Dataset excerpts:
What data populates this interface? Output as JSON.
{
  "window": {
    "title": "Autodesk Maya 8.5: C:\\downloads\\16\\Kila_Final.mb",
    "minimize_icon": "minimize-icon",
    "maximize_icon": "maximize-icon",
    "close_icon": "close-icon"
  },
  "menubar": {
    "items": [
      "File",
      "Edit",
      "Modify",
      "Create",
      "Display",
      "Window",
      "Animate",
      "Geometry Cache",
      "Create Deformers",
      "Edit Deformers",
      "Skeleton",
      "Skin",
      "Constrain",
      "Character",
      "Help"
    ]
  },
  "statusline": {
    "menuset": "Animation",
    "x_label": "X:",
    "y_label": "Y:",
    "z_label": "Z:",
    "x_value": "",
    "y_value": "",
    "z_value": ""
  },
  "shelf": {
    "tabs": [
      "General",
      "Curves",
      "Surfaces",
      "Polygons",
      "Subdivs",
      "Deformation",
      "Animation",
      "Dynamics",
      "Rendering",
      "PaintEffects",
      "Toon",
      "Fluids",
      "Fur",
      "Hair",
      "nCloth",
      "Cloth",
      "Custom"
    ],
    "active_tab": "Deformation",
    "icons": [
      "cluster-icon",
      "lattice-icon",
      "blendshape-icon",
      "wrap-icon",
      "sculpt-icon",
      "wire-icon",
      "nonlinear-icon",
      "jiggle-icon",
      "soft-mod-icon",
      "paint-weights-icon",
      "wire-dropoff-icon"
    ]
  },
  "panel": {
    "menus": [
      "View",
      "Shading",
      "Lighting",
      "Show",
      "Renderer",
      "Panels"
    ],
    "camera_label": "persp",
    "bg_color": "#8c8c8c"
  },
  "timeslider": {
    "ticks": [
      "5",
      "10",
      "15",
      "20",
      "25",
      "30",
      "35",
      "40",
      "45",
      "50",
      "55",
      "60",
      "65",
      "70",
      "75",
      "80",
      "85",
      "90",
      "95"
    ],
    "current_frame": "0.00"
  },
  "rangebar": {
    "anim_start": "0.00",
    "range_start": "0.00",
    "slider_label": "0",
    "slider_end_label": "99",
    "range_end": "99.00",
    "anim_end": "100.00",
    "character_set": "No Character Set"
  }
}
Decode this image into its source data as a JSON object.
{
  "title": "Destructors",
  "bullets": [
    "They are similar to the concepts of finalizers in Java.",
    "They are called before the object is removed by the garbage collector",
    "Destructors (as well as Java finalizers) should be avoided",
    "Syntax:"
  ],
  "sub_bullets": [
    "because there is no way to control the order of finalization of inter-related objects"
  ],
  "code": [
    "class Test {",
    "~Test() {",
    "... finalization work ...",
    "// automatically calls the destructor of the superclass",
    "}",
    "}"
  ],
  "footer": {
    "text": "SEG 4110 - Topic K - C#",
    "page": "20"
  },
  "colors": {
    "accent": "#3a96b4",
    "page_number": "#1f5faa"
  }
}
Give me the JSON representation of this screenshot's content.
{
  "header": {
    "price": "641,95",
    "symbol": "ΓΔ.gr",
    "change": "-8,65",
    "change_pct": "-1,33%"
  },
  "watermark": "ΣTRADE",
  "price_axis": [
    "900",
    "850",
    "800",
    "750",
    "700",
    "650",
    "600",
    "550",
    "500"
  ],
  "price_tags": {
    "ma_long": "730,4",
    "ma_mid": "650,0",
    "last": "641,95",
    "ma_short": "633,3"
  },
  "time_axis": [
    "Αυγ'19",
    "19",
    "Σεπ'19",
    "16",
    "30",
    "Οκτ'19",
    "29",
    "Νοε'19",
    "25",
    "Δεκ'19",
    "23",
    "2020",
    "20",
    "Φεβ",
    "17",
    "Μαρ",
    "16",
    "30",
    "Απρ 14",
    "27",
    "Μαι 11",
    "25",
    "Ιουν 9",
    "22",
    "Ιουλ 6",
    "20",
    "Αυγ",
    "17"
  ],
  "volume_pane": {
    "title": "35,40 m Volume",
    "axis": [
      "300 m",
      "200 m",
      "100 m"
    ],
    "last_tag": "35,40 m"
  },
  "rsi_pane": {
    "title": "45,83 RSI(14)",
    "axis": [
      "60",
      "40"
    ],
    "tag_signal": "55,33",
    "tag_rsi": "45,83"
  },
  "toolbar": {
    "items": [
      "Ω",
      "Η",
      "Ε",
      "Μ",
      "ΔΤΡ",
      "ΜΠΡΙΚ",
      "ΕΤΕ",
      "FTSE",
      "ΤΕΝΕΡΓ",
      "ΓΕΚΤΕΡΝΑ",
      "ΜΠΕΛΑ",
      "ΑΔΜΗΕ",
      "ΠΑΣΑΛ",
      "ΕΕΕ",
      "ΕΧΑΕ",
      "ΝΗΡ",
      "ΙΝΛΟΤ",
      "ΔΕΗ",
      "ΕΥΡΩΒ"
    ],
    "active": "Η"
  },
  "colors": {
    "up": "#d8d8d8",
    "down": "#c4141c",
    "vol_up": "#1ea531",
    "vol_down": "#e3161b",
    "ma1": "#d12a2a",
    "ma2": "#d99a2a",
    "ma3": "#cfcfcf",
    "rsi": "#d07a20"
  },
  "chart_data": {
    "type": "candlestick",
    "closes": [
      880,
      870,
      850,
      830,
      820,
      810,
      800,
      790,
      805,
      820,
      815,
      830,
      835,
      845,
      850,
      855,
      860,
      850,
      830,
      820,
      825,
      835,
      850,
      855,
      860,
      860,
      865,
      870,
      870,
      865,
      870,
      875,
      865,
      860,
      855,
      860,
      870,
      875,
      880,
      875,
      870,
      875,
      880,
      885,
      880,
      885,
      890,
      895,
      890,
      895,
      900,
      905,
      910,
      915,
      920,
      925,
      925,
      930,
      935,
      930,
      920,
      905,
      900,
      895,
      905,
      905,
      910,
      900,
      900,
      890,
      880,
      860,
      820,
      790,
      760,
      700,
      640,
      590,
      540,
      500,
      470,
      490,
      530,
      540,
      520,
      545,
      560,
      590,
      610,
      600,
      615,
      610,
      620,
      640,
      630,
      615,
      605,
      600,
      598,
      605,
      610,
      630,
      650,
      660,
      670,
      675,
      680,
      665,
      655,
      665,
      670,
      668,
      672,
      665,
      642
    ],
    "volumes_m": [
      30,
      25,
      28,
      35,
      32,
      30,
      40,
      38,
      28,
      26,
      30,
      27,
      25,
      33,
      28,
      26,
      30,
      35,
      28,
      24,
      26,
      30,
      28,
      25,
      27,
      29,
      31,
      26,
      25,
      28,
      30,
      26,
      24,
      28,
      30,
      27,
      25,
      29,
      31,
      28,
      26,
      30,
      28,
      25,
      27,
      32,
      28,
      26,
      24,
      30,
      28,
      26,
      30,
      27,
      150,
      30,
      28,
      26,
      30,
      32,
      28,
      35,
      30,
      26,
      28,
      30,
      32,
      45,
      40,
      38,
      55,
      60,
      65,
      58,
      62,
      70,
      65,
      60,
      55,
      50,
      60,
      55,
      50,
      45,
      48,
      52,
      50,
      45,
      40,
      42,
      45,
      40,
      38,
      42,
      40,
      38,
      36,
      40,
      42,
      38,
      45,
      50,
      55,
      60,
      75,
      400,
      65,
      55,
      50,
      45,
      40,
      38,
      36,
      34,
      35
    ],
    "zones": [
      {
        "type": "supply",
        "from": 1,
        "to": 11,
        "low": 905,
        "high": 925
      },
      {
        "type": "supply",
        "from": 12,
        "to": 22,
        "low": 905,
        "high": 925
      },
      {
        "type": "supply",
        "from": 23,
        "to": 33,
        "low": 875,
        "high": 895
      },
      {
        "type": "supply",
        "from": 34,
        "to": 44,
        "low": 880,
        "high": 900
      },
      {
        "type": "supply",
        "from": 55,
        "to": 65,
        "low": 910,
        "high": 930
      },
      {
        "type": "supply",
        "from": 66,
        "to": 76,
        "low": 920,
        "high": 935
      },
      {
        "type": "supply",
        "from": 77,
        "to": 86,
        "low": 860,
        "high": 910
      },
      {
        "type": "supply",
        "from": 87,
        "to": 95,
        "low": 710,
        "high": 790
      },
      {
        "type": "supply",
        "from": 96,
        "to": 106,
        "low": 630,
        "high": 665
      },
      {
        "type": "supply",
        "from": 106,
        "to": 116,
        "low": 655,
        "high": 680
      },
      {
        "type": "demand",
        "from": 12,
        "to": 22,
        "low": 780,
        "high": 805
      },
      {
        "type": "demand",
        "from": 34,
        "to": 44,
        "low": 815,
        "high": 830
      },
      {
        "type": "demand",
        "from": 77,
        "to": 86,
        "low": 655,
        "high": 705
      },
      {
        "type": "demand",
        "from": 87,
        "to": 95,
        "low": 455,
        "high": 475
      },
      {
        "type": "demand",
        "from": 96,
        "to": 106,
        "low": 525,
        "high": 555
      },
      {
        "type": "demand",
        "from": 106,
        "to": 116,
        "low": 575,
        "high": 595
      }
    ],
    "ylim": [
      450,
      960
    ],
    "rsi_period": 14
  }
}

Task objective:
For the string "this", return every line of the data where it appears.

Exercise solution:
What data populates this interface? Output as JSON.
Decode this image into its source data as a JSON object.
Give me the JSON representation of this screenshot's content.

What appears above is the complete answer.